In one particular section in Part 4 (D. Community, Health Communities, Blogs and other Public Forums), it calls attention to what users need to understand about chatting online, blogging about health topics, and sharing personal details in public forums. While it may seem obvious, any information shared is open to the public and is not private.
So the next time you log on to WebMD to post questions for experts to answer, or want to leave a message in a moderated discussion, be aware that “what you post can be seen, disclosed to or collected by third parties and may be used by others in ways we cannot control or predict, including to contact you for unauthorized purposes. As with any public forum on any site, the information you post may also show up in third-party search engines like Google, Yahoo, MSN, Bing, etc.”
Yes, that even means a third-party company could associate your “anonymous” username (i.e., “NurseJackie100”) with the personal email account you used to create your WebMD account.

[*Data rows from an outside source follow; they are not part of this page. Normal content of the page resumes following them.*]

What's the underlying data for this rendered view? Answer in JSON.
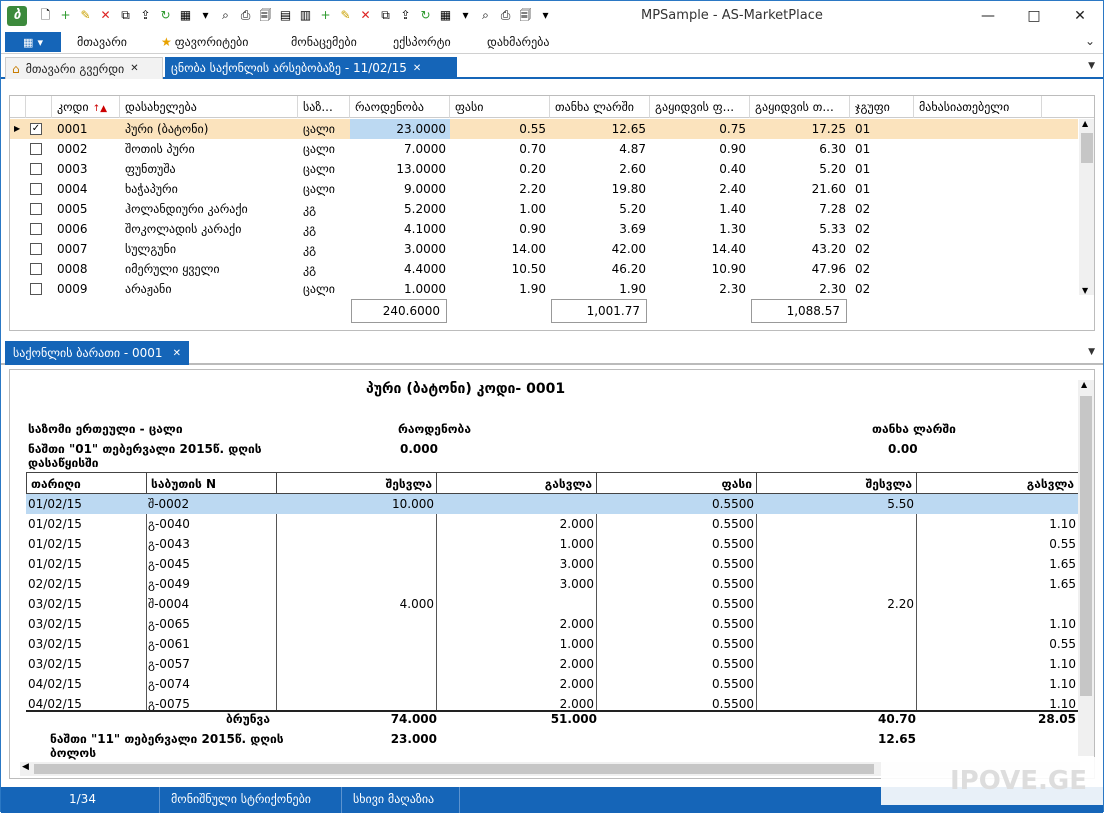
{
  "window": {
    "title": "MPSample - AS-MarketPlace",
    "app_icon": "ბ"
  },
  "toolbar_icons": [
    "new-document-icon",
    "add-icon",
    "edit-icon",
    "delete-icon",
    "copy-icon",
    "export-icon",
    "refresh-icon",
    "grid-icon",
    "chevron-down-icon",
    "find-icon",
    "print-icon",
    "preview-icon",
    "form-icon",
    "form2-icon",
    "add-icon",
    "edit-icon",
    "delete-icon",
    "copy-icon",
    "export-icon",
    "refresh-icon",
    "grid-icon",
    "chevron-down-icon",
    "find-icon",
    "print-icon",
    "preview-icon",
    "chevron-down-icon"
  ],
  "menu": {
    "items": [
      "მთავარი",
      "ფავორიტები",
      "მონაცემები",
      "ექსპორტი",
      "დახმარება"
    ]
  },
  "tabs": [
    {
      "label": "მთავარი გვერდი",
      "active": false
    },
    {
      "label": "ცნობა საქონლის არსებობაზე - 11/02/15",
      "active": true
    }
  ],
  "grid": {
    "columns": [
      "კოდი",
      "დასახელება",
      "საზ...",
      "რაოდენობა",
      "ფასი",
      "თანხა ლარში",
      "გაყიდვის ფ...",
      "გაყიდვის თ...",
      "ჯგუფი",
      "მახასიათებელი"
    ],
    "rows": [
      {
        "selected": true,
        "checked": true,
        "code": "0001",
        "name": "პური (ბატონი)",
        "unit": "ცალი",
        "qty": "23.0000",
        "price": "0.55",
        "sum": "12.65",
        "sprice": "0.75",
        "ssum": "17.25",
        "group": "01"
      },
      {
        "selected": false,
        "checked": false,
        "code": "0002",
        "name": "შოთის პური",
        "unit": "ცალი",
        "qty": "7.0000",
        "price": "0.70",
        "sum": "4.87",
        "sprice": "0.90",
        "ssum": "6.30",
        "group": "01"
      },
      {
        "selected": false,
        "checked": false,
        "code": "0003",
        "name": "ფუნთუშა",
        "unit": "ცალი",
        "qty": "13.0000",
        "price": "0.20",
        "sum": "2.60",
        "sprice": "0.40",
        "ssum": "5.20",
        "group": "01"
      },
      {
        "selected": false,
        "checked": false,
        "code": "0004",
        "name": "ხაჭაპური",
        "unit": "ცალი",
        "qty": "9.0000",
        "price": "2.20",
        "sum": "19.80",
        "sprice": "2.40",
        "ssum": "21.60",
        "group": "01"
      },
      {
        "selected": false,
        "checked": false,
        "code": "0005",
        "name": "ჰოლანდიური კარაქი",
        "unit": "კგ",
        "qty": "5.2000",
        "price": "1.00",
        "sum": "5.20",
        "sprice": "1.40",
        "ssum": "7.28",
        "group": "02"
      },
      {
        "selected": false,
        "checked": false,
        "code": "0006",
        "name": "შოკოლადის კარაქი",
        "unit": "კგ",
        "qty": "4.1000",
        "price": "0.90",
        "sum": "3.69",
        "sprice": "1.30",
        "ssum": "5.33",
        "group": "02"
      },
      {
        "selected": false,
        "checked": false,
        "code": "0007",
        "name": "სულგუნი",
        "unit": "კგ",
        "qty": "3.0000",
        "price": "14.00",
        "sum": "42.00",
        "sprice": "14.40",
        "ssum": "43.20",
        "group": "02"
      },
      {
        "selected": false,
        "checked": false,
        "code": "0008",
        "name": "იმერული ყველი",
        "unit": "კგ",
        "qty": "4.4000",
        "price": "10.50",
        "sum": "46.20",
        "sprice": "10.90",
        "ssum": "47.96",
        "group": "02"
      },
      {
        "selected": false,
        "checked": false,
        "code": "0009",
        "name": "არაჟანი",
        "unit": "ცალი",
        "qty": "1.0000",
        "price": "1.90",
        "sum": "1.90",
        "sprice": "2.30",
        "ssum": "2.30",
        "group": "02"
      }
    ],
    "totals": {
      "qty": "240.6000",
      "sum": "1,001.77",
      "ssum": "1,088.57"
    }
  },
  "card_tab": {
    "label": "საქონლის ბარათი - 0001"
  },
  "report": {
    "title": "პური (ბატონი) კოდი- 0001",
    "unit_label": "საზომი ერთეული - ცალი",
    "qty_label": "რაოდენობა",
    "sum_label": "თანხა ლარში",
    "opening_label": "ნაშთი \"01\" თებერვალი 2015წ. დღის დასაწყისში",
    "opening_qty": "0.000",
    "opening_sum": "0.00",
    "columns": [
      "თარიღი",
      "საბუთის N",
      "შესვლა",
      "გასვლა",
      "ფასი",
      "შესვლა",
      "გასვლა"
    ],
    "rows": [
      {
        "date": "01/02/15",
        "doc": "შ-0002",
        "in": "10.000",
        "out": "",
        "price": "0.5500",
        "sin": "5.50",
        "sout": "",
        "selected": true
      },
      {
        "date": "01/02/15",
        "doc": "გ-0040",
        "in": "",
        "out": "2.000",
        "price": "0.5500",
        "sin": "",
        "sout": "1.10",
        "selected": false
      },
      {
        "date": "01/02/15",
        "doc": "გ-0043",
        "in": "",
        "out": "1.000",
        "price": "0.5500",
        "sin": "",
        "sout": "0.55",
        "selected": false
      },
      {
        "date": "01/02/15",
        "doc": "გ-0045",
        "in": "",
        "out": "3.000",
        "price": "0.5500",
        "sin": "",
        "sout": "1.65",
        "selected": false
      },
      {
        "date": "02/02/15",
        "doc": "გ-0049",
        "in": "",
        "out": "3.000",
        "price": "0.5500",
        "sin": "",
        "sout": "1.65",
        "selected": false
      },
      {
        "date": "03/02/15",
        "doc": "შ-0004",
        "in": "4.000",
        "out": "",
        "price": "0.5500",
        "sin": "2.20",
        "sout": "",
        "selected": false
      },
      {
        "date": "03/02/15",
        "doc": "გ-0065",
        "in": "",
        "out": "2.000",
        "price": "0.5500",
        "sin": "",
        "sout": "1.10",
        "selected": false
      },
      {
        "date": "03/02/15",
        "doc": "გ-0061",
        "in": "",
        "out": "1.000",
        "price": "0.5500",
        "sin": "",
        "sout": "0.55",
        "selected": false
      },
      {
        "date": "03/02/15",
        "doc": "გ-0057",
        "in": "",
        "out": "2.000",
        "price": "0.5500",
        "sin": "",
        "sout": "1.10",
        "selected": false
      },
      {
        "date": "04/02/15",
        "doc": "გ-0074",
        "in": "",
        "out": "2.000",
        "price": "0.5500",
        "sin": "",
        "sout": "1.10",
        "selected": false
      },
      {
        "date": "04/02/15",
        "doc": "გ-0075",
        "in": "",
        "out": "2.000",
        "price": "0.5500",
        "sin": "",
        "sout": "1.10",
        "selected": false
      }
    ],
    "turnover_label": "ბრუნვა",
    "turnover_in": "74.000",
    "turnover_out": "51.000",
    "turnover_sin": "40.70",
    "turnover_sout": "28.05",
    "closing_label": "ნაშთი \"11\" თებერვალი 2015წ. დღის ბოლოს",
    "closing_qty": "23.000",
    "closing_sum": "12.65"
  },
  "status": {
    "record": "1/34",
    "marked": "მონიშნული სტრიქონები",
    "filter": "სხივი მაღაზია"
  },
  "watermark": "IPOVE.GE"
}
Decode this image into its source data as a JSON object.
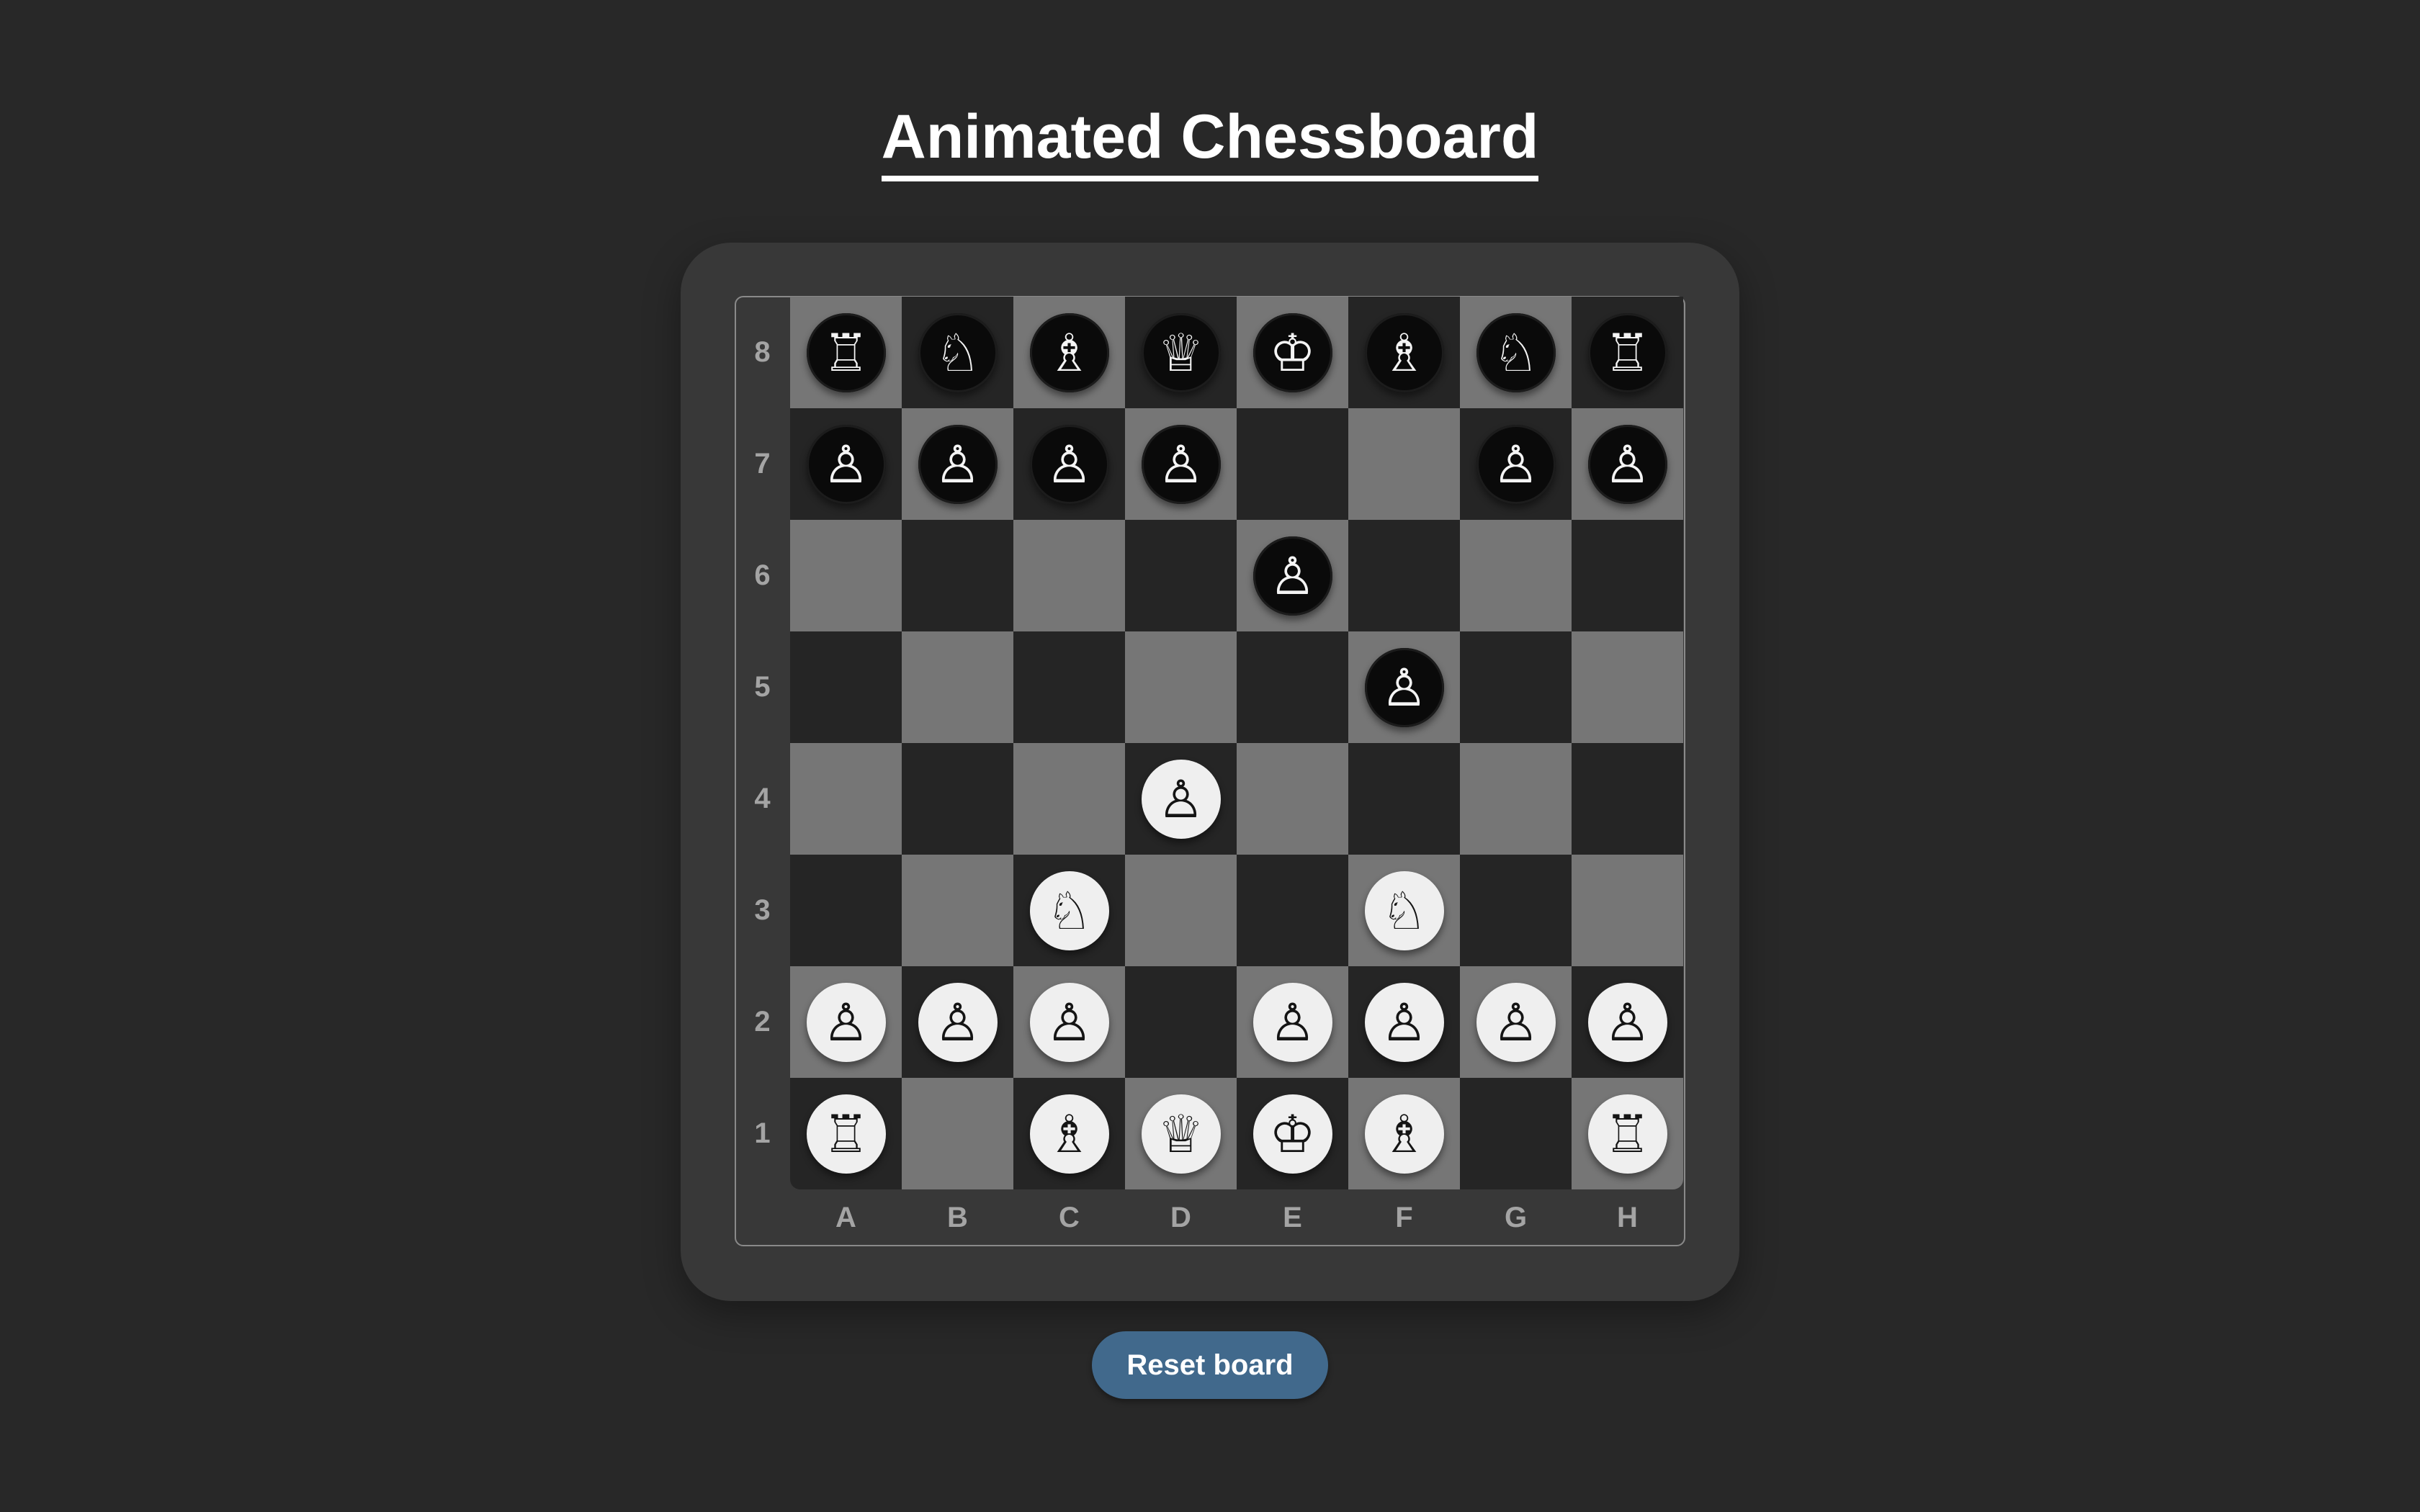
{
  "title": "Animated Chessboard",
  "ranks": [
    "8",
    "7",
    "6",
    "5",
    "4",
    "3",
    "2",
    "1"
  ],
  "files": [
    "A",
    "B",
    "C",
    "D",
    "E",
    "F",
    "G",
    "H"
  ],
  "board": [
    [
      "br",
      "bn",
      "bb",
      "bq",
      "bk",
      "bb",
      "bn",
      "br"
    ],
    [
      "bp",
      "bp",
      "bp",
      "bp",
      "",
      "",
      "bp",
      "bp"
    ],
    [
      "",
      "",
      "",
      "",
      "bp",
      "",
      "",
      ""
    ],
    [
      "",
      "",
      "",
      "",
      "",
      "bp",
      "",
      ""
    ],
    [
      "",
      "",
      "",
      "wp",
      "",
      "",
      "",
      ""
    ],
    [
      "",
      "",
      "wn",
      "",
      "",
      "wn",
      "",
      ""
    ],
    [
      "wp",
      "wp",
      "wp",
      "",
      "wp",
      "wp",
      "wp",
      "wp"
    ],
    [
      "wr",
      "",
      "wb",
      "wq",
      "wk",
      "wb",
      "",
      "wr"
    ]
  ],
  "piece_names": {
    "r": "rook",
    "n": "knight",
    "b": "bishop",
    "q": "queen",
    "k": "king",
    "p": "pawn"
  },
  "glyphs": {
    "r": "♖",
    "n": "♘",
    "b": "♗",
    "q": "♕",
    "k": "♔",
    "p": "♙"
  },
  "colors": {
    "page_background": "#282828",
    "panel": "#383838",
    "light_square": "#767676",
    "dark_square": "#252525",
    "black_piece": "#0a0a0a",
    "white_piece": "#efefef",
    "button": "#41698c",
    "label": "#a4a4a4"
  },
  "reset_button": {
    "label": "Reset board"
  }
}
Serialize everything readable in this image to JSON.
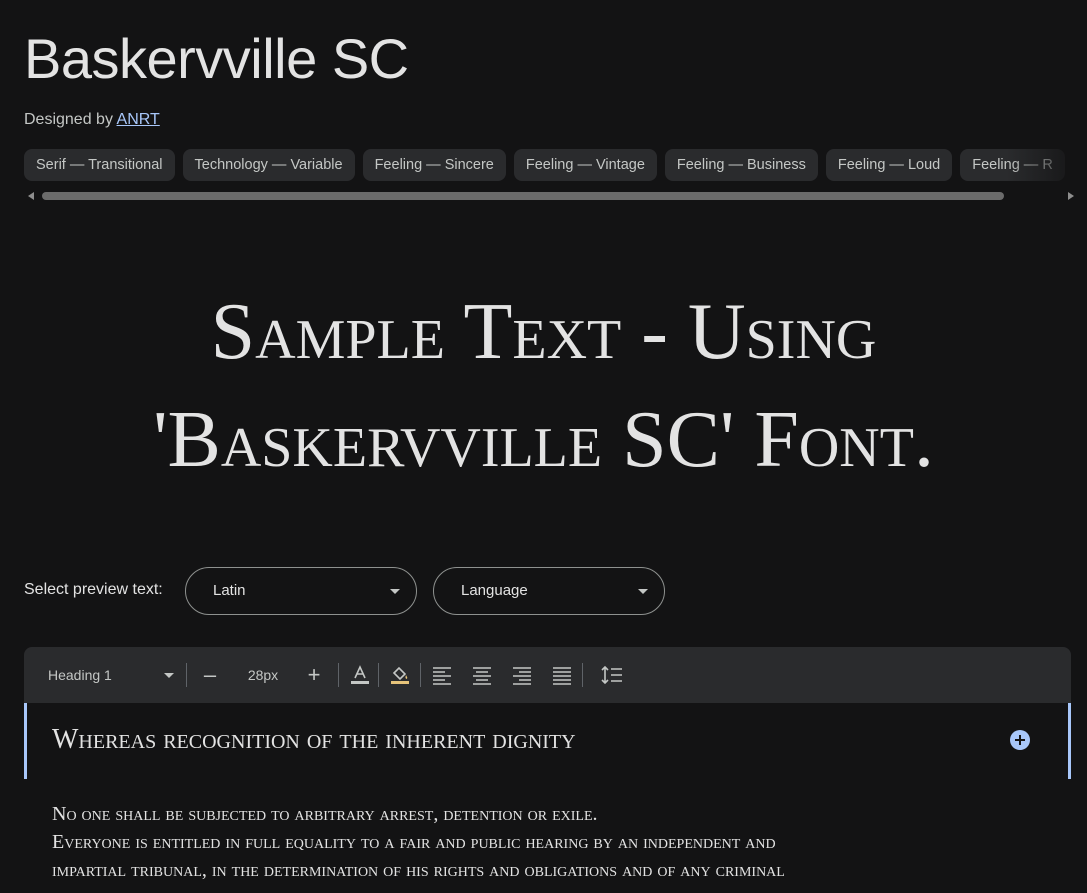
{
  "font": {
    "title": "Baskervville SC",
    "designed_by_label": "Designed by",
    "designer": "ANRT"
  },
  "tags": [
    "Serif — Transitional",
    "Technology — Variable",
    "Feeling — Sincere",
    "Feeling — Vintage",
    "Feeling — Business",
    "Feeling — Loud",
    "Feeling — R"
  ],
  "sample_text": {
    "line1": "Sample Text - Using",
    "line2": "'Baskervville SC' Font."
  },
  "preview_controls": {
    "label": "Select preview text:",
    "script_value": "Latin",
    "language_value": "Language"
  },
  "toolbar": {
    "style_value": "Heading 1",
    "minus": "–",
    "size_value": "28px",
    "plus": "+",
    "icons": [
      "text-color-icon",
      "fill-color-icon",
      "align-left-icon",
      "align-center-icon",
      "align-right-icon",
      "align-justify-icon",
      "line-height-icon"
    ]
  },
  "preview": {
    "heading": "Whereas recognition of the inherent dignity",
    "body_lines": [
      "No one shall be subjected to arbitrary arrest, detention or exile.",
      "Everyone is entitled in full equality to a fair and public hearing by an independent and",
      "impartial tribunal, in the determination of his rights and obligations and of any criminal"
    ]
  },
  "colors": {
    "background": "#131314",
    "surface": "#2a2b2d",
    "accent": "#a8c7fa",
    "text": "#e3e3e3"
  }
}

In yet another section in Part 5 (WebMD Health Manager – Registration, Use and Tools, including Personal Health Record), it says “WebMD Health Manager allows you a secure place to store your Personal Health Information and provides tools and services in order to better manage your health and the health of your family. WebMD Health Manager requires additional registration whether you access it through (i) WebMD, (ii) your employer’s Web site or (iii) your healthcare sponsor’s website.”
Also check out Section E within Part 5 (Interactive Tools on WebMD Health Manager) to learn how your information is stored — and shared with others. It’s within Section E that the policy says certain “tools can store Personal Health Information coming from third party data interchange agreements between your employer, health plan, pharmacy benefits manager and other third parties that provide data interchange services. We maintain and limit the use of that information to the Opt-in permission you have provided at the time you use the tool.”
In plain English, the two italicized sections above means WebMD wants access to your information so it can tailor relevant information to you — but also so it can sell that information to third-party sites. The less-than-transparent phrase here is “data interchange agreements” — what does that mean for your privacy? For example, how does that affect the privacy between you and your employer-sponsored health plan?
If you’re really worried, the section above is also where WebMD tells you — in less-than-simple terms — that you do have the option of choosing whether or not you wish to receive emails, reminders, and news from third-party companies.
The WebMD Health Manager email service requires an “opt in” or “opt out” authorization from you to make the change. You can do this by clicking on the settings tab on your Health Manager home page and changing your email preference.
Where do you fall on the online privacy spectrum? Are you someone who wouldn’t bother with this “opt out” step? Are you someone who personalized the site right away the first time you used WebMD? Or are you someone who prefers to avoid sites that monitor your health likes, dislikes, and other medical history altogether?